What you have to do => Give all of the records again precisely, excluding whatever pictures they contain.

══ Records supplied ══

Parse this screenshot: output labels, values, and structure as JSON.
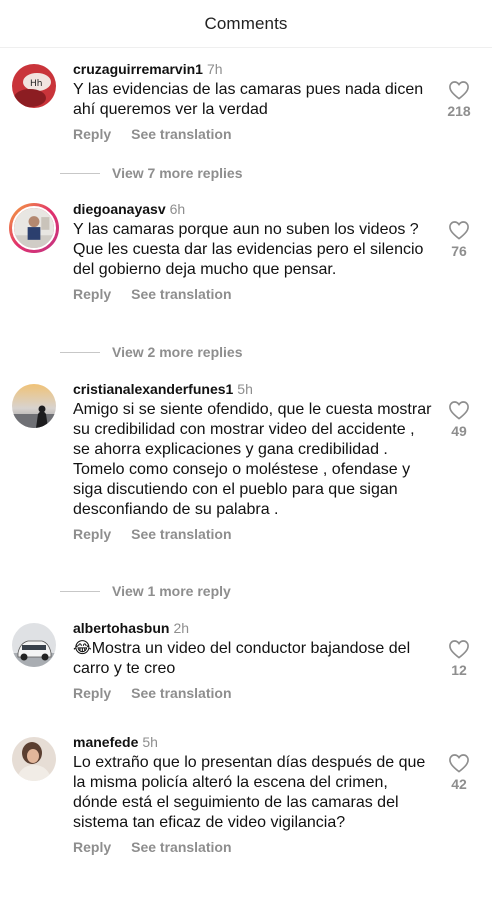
{
  "header": {
    "title": "Comments"
  },
  "comments": [
    {
      "username": "cruzaguirremarvin1",
      "time": "7h",
      "text": "Y las evidencias de las camaras pues nada dicen ahí queremos ver la verdad",
      "likes": "218",
      "reply_label": "Reply",
      "translate_label": "See translation",
      "view_replies": "View 7 more replies"
    },
    {
      "username": "diegoanayasv",
      "time": "6h",
      "text": "Y las camaras porque aun no suben los videos ? Que les cuesta dar las evidencias pero el silencio del gobierno deja mucho que pensar.",
      "likes": "76",
      "reply_label": "Reply",
      "translate_label": "See translation",
      "view_replies": "View 2 more replies"
    },
    {
      "username": "cristianalexanderfunes1",
      "time": "5h",
      "text": "Amigo si se siente ofendido, que le cuesta mostrar su credibilidad con mostrar video del accidente , se ahorra explicaciones y gana credibilidad . Tomelo como consejo o moléstese , ofendase y siga discutiendo con el pueblo para que sigan desconfiando de su palabra .",
      "likes": "49",
      "reply_label": "Reply",
      "translate_label": "See translation",
      "view_replies": "View 1 more reply"
    },
    {
      "username": "albertohasbun",
      "time": "2h",
      "text": "😂Mostra un video del conductor bajandose del carro y te creo",
      "likes": "12",
      "reply_label": "Reply",
      "translate_label": "See translation"
    },
    {
      "username": "manefede",
      "time": "5h",
      "text": "Lo extraño que lo presentan días después de que la misma policía alteró la escena del crimen, dónde está el seguimiento de las camaras del sistema tan eficaz de video vigilancia?",
      "likes": "42",
      "reply_label": "Reply",
      "translate_label": "See translation"
    }
  ],
  "colors": {
    "muted": "#8e8e8e",
    "text": "#111111",
    "story_ring": "#e1306c"
  }
}
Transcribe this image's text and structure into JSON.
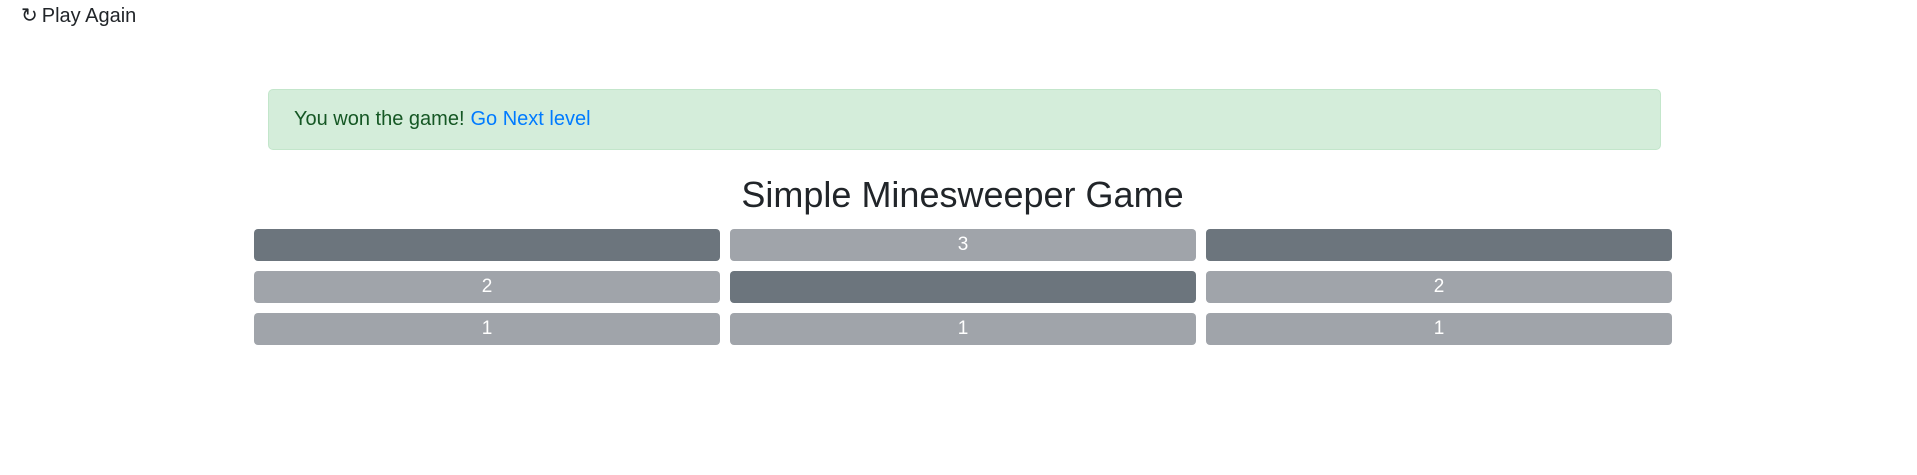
{
  "header": {
    "play_again_icon": "↻",
    "play_again_label": "Play Again"
  },
  "alert": {
    "message": "You won the game!",
    "link_label": "Go Next level"
  },
  "title": "Simple Minesweeper Game",
  "colors": {
    "closed_cell": "#6c757d",
    "open_cell": "#a0a4aa",
    "alert_bg": "#d4edda",
    "alert_text": "#155724",
    "link": "#007bff"
  },
  "board": {
    "rows": [
      [
        {
          "state": "closed",
          "label": ""
        },
        {
          "state": "open",
          "label": "3"
        },
        {
          "state": "closed",
          "label": ""
        }
      ],
      [
        {
          "state": "open",
          "label": "2"
        },
        {
          "state": "closed",
          "label": ""
        },
        {
          "state": "open",
          "label": "2"
        }
      ],
      [
        {
          "state": "open",
          "label": "1"
        },
        {
          "state": "open",
          "label": "1"
        },
        {
          "state": "open",
          "label": "1"
        }
      ]
    ]
  }
}
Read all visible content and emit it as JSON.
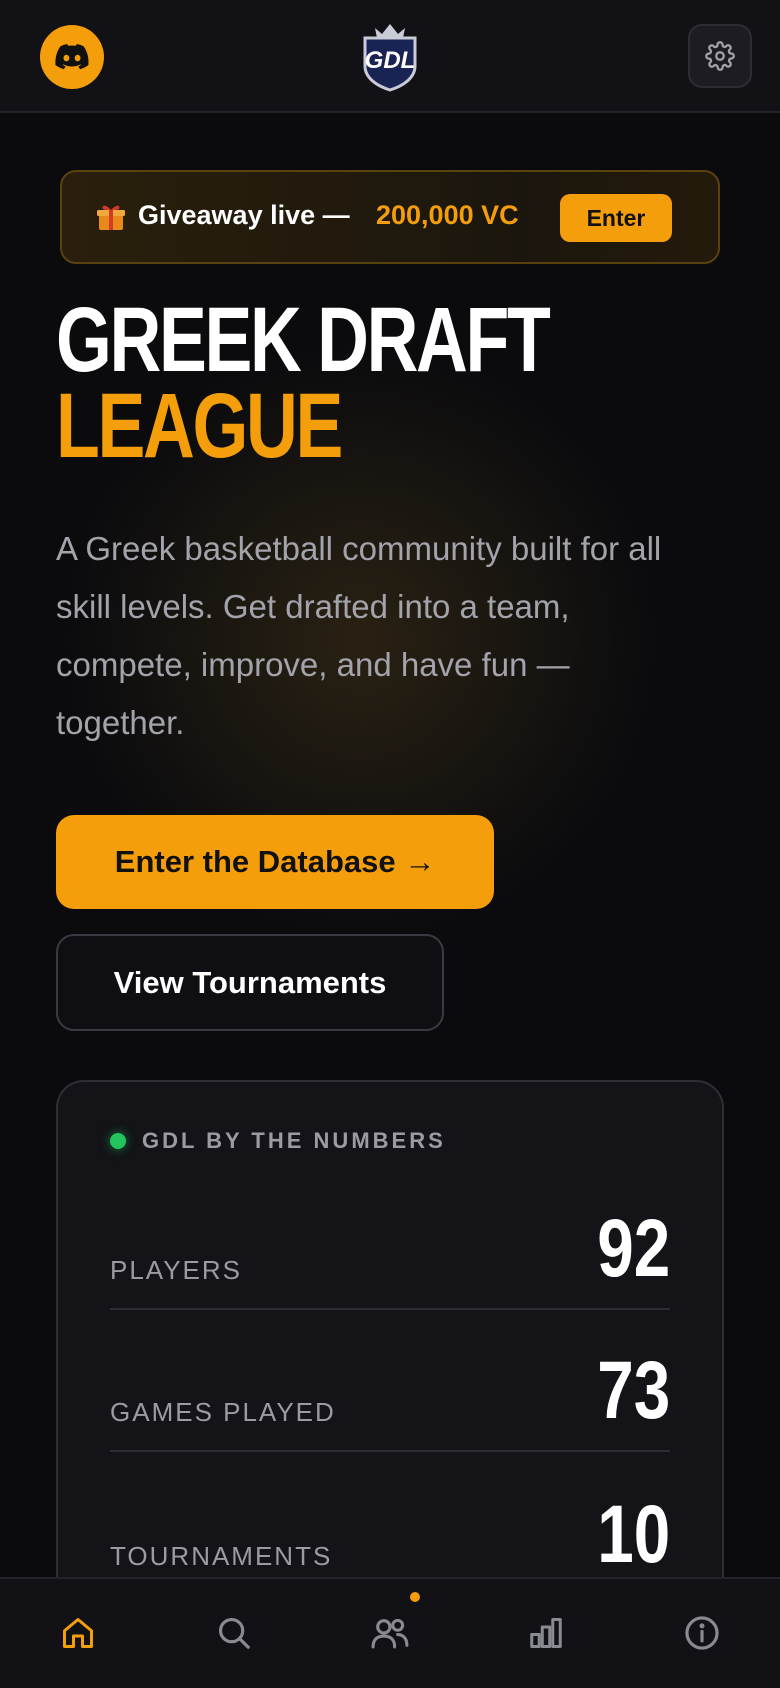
{
  "header": {
    "discord_icon": "discord-icon",
    "logo_text": "GDL",
    "settings_icon": "gear-icon"
  },
  "giveaway": {
    "icon": "gift-icon",
    "text": "Giveaway live —",
    "amount": "200,000 VC",
    "button_label": "Enter"
  },
  "hero": {
    "title_line1": "GREEK DRAFT",
    "title_line2": "LEAGUE",
    "description": "A Greek basketball community built for all skill levels. Get drafted into a team, compete, improve, and have fun — together.",
    "primary_button": "Enter the Database →",
    "secondary_button": "View Tournaments"
  },
  "stats": {
    "title": "GDL BY THE NUMBERS",
    "rows": [
      {
        "label": "PLAYERS",
        "value": "92"
      },
      {
        "label": "GAMES PLAYED",
        "value": "73"
      },
      {
        "label": "TOURNAMENTS",
        "value": "10"
      }
    ]
  },
  "bottom_nav": {
    "items": [
      {
        "icon": "home-icon",
        "active": true
      },
      {
        "icon": "search-icon",
        "active": false
      },
      {
        "icon": "users-icon",
        "active": false,
        "notification": true
      },
      {
        "icon": "stats-icon",
        "active": false
      },
      {
        "icon": "info-icon",
        "active": false
      }
    ]
  },
  "colors": {
    "accent": "#f59e0b",
    "background": "#0b0b0e",
    "surface": "#131318",
    "muted_text": "#9b9ba3",
    "live": "#22c55e"
  }
}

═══

Answer box =>
Parse this screenshot: output labels, values, and structure as JSON.
{
  "header": {
    "title": "Comments"
  },
  "comments": [
    {
      "username": "cruzaguirremarvin1",
      "time": "7h",
      "text": "Y las evidencias de las camaras pues nada dicen ahí queremos ver la verdad",
      "likes": "218",
      "reply_label": "Reply",
      "translate_label": "See translation",
      "view_replies": "View 7 more replies"
    },
    {
      "username": "diegoanayasv",
      "time": "6h",
      "text": "Y las camaras porque aun no suben los videos ? Que les cuesta dar las evidencias pero el silencio del gobierno deja mucho que pensar.",
      "likes": "76",
      "reply_label": "Reply",
      "translate_label": "See translation",
      "view_replies": "View 2 more replies"
    },
    {
      "username": "cristianalexanderfunes1",
      "time": "5h",
      "text": "Amigo si se siente ofendido, que le cuesta mostrar su credibilidad con mostrar video del accidente , se ahorra explicaciones y gana credibilidad . Tomelo como consejo o moléstese , ofendase y siga discutiendo con el pueblo para que sigan desconfiando de su palabra .",
      "likes": "49",
      "reply_label": "Reply",
      "translate_label": "See translation",
      "view_replies": "View 1 more reply"
    },
    {
      "username": "albertohasbun",
      "time": "2h",
      "text": "😂Mostra un video del conductor bajandose del carro y te creo",
      "likes": "12",
      "reply_label": "Reply",
      "translate_label": "See translation"
    },
    {
      "username": "manefede",
      "time": "5h",
      "text": "Lo extraño que lo presentan días después de que la misma policía alteró la escena del crimen, dónde está el seguimiento de las camaras del sistema tan eficaz de video vigilancia?",
      "likes": "42",
      "reply_label": "Reply",
      "translate_label": "See translation"
    }
  ],
  "colors": {
    "muted": "#8e8e8e",
    "text": "#111111",
    "story_ring": "#e1306c"
  }
}
Transcribe this image's text and structure into JSON.
{
  "header": {
    "play_again_icon": "↻",
    "play_again_label": "Play Again"
  },
  "alert": {
    "message": "You won the game!",
    "link_label": "Go Next level"
  },
  "title": "Simple Minesweeper Game",
  "colors": {
    "closed_cell": "#6c757d",
    "open_cell": "#a0a4aa",
    "alert_bg": "#d4edda",
    "alert_text": "#155724",
    "link": "#007bff"
  },
  "board": {
    "rows": [
      [
        {
          "state": "closed",
          "label": ""
        },
        {
          "state": "open",
          "label": "3"
        },
        {
          "state": "closed",
          "label": ""
        }
      ],
      [
        {
          "state": "open",
          "label": "2"
        },
        {
          "state": "closed",
          "label": ""
        },
        {
          "state": "open",
          "label": "2"
        }
      ],
      [
        {
          "state": "open",
          "label": "1"
        },
        {
          "state": "open",
          "label": "1"
        },
        {
          "state": "open",
          "label": "1"
        }
      ]
    ]
  }
}
Read all visible content and emit it as JSON.
{
  "header": {
    "discord_icon": "discord-icon",
    "logo_text": "GDL",
    "settings_icon": "gear-icon"
  },
  "giveaway": {
    "icon": "gift-icon",
    "text": "Giveaway live —",
    "amount": "200,000 VC",
    "button_label": "Enter"
  },
  "hero": {
    "title_line1": "GREEK DRAFT",
    "title_line2": "LEAGUE",
    "description": "A Greek basketball community built for all skill levels. Get drafted into a team, compete, improve, and have fun — together.",
    "primary_button": "Enter the Database →",
    "secondary_button": "View Tournaments"
  },
  "stats": {
    "title": "GDL BY THE NUMBERS",
    "rows": [
      {
        "label": "PLAYERS",
        "value": "92"
      },
      {
        "label": "GAMES PLAYED",
        "value": "73"
      },
      {
        "label": "TOURNAMENTS",
        "value": "10"
      }
    ]
  },
  "bottom_nav": {
    "items": [
      {
        "icon": "home-icon",
        "active": true
      },
      {
        "icon": "search-icon",
        "active": false
      },
      {
        "icon": "users-icon",
        "active": false,
        "notification": true
      },
      {
        "icon": "stats-icon",
        "active": false
      },
      {
        "icon": "info-icon",
        "active": false
      }
    ]
  },
  "colors": {
    "accent": "#f59e0b",
    "background": "#0b0b0e",
    "surface": "#131318",
    "muted_text": "#9b9ba3",
    "live": "#22c55e"
  }
}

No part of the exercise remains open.